Stored entries:
______
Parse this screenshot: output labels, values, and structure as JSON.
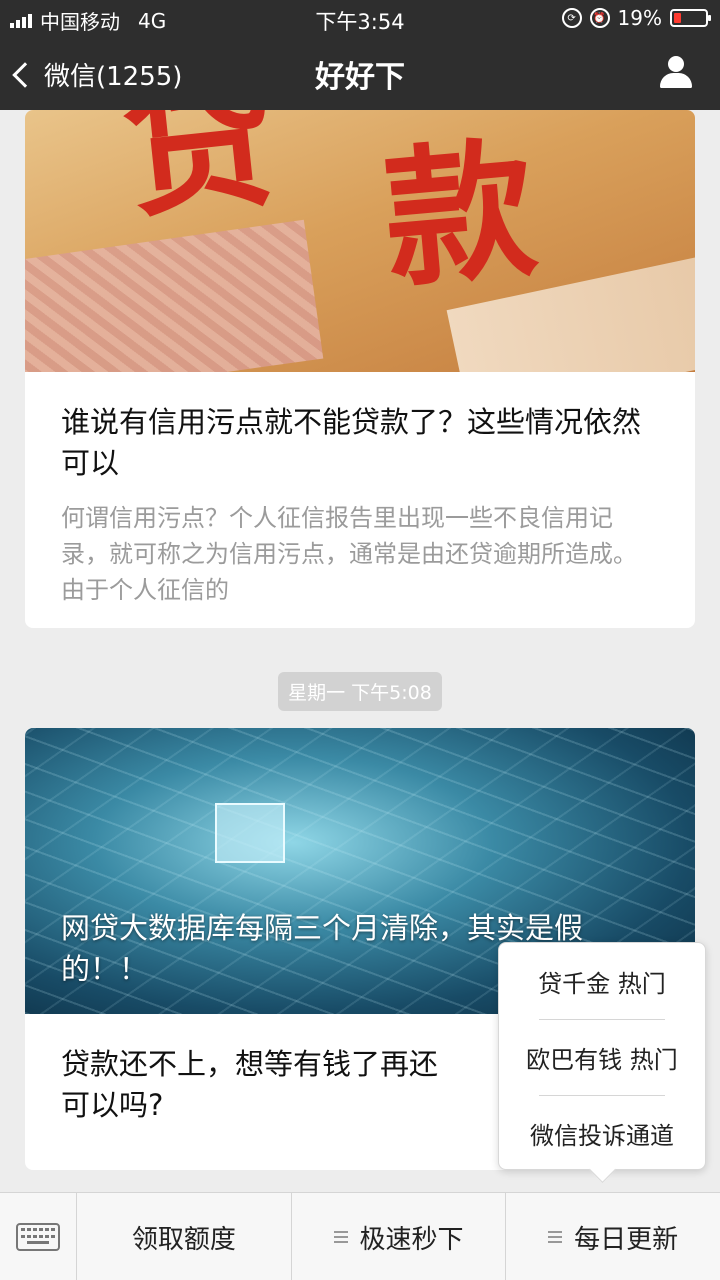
{
  "status_bar": {
    "carrier": "中国移动",
    "network": "4G",
    "time": "下午3:54",
    "battery": "19%"
  },
  "nav": {
    "back_label": "微信(1255)",
    "title": "好好下"
  },
  "card1": {
    "title": "谁说有信用污点就不能贷款了？这些情况依然可以",
    "description": "何谓信用污点？个人征信报告里出现一些不良信用记录，就可称之为信用污点，通常是由还贷逾期所造成。由于个人征信的",
    "image_text": [
      "贷",
      "款"
    ]
  },
  "timestamp": "星期一 下午5:08",
  "card2": {
    "image_title": "网贷大数据库每隔三个月清除，其实是假的！！",
    "title": "贷款还不上，想等有钱了再还可以吗?"
  },
  "popup_menu": {
    "items": [
      "贷千金 热门",
      "欧巴有钱 热门",
      "微信投诉通道"
    ]
  },
  "bottom_menu": {
    "items": [
      "领取额度",
      "极速秒下",
      "每日更新"
    ]
  },
  "colors": {
    "nav_bg": "#2e2e2e",
    "page_bg": "#ededed",
    "battery_low": "#ff3b30"
  }
}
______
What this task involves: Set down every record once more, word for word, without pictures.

Output:
Parse this screenshot: output labels, values, and structure as JSON.
{
  "status_bar": {
    "carrier": "中国移动",
    "network": "4G",
    "time": "下午3:54",
    "battery": "19%"
  },
  "nav": {
    "back_label": "微信(1255)",
    "title": "好好下"
  },
  "card1": {
    "title": "谁说有信用污点就不能贷款了？这些情况依然可以",
    "description": "何谓信用污点？个人征信报告里出现一些不良信用记录，就可称之为信用污点，通常是由还贷逾期所造成。由于个人征信的",
    "image_text": [
      "贷",
      "款"
    ]
  },
  "timestamp": "星期一 下午5:08",
  "card2": {
    "image_title": "网贷大数据库每隔三个月清除，其实是假的！！",
    "title": "贷款还不上，想等有钱了再还可以吗?"
  },
  "popup_menu": {
    "items": [
      "贷千金 热门",
      "欧巴有钱 热门",
      "微信投诉通道"
    ]
  },
  "bottom_menu": {
    "items": [
      "领取额度",
      "极速秒下",
      "每日更新"
    ]
  },
  "colors": {
    "nav_bg": "#2e2e2e",
    "page_bg": "#ededed",
    "battery_low": "#ff3b30"
  }
}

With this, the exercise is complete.